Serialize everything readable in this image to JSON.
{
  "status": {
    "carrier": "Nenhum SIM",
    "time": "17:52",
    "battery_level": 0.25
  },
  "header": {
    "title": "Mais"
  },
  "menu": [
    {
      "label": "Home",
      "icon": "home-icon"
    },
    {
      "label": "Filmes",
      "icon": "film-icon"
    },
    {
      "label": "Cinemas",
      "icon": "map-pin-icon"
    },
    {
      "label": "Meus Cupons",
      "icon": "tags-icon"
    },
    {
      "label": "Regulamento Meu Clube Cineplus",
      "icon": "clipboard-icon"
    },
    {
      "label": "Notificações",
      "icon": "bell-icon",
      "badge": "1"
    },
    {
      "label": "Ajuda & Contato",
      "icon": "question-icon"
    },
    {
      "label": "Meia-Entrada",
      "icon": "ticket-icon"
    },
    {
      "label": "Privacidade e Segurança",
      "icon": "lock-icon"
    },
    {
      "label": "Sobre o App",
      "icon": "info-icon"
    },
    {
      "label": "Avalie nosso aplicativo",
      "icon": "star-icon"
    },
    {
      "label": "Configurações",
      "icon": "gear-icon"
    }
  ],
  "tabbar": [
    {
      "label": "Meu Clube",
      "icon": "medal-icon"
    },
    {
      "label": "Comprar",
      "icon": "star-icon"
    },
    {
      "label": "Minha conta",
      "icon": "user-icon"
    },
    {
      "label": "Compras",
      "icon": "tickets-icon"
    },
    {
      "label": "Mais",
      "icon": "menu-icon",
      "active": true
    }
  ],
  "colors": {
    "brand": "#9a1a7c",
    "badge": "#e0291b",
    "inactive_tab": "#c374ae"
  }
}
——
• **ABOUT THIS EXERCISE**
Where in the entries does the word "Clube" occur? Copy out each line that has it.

• **EXERCISE RESULT**
      "label": "Regulamento Meu Clube Cineplus",
      "label": "Meu Clube",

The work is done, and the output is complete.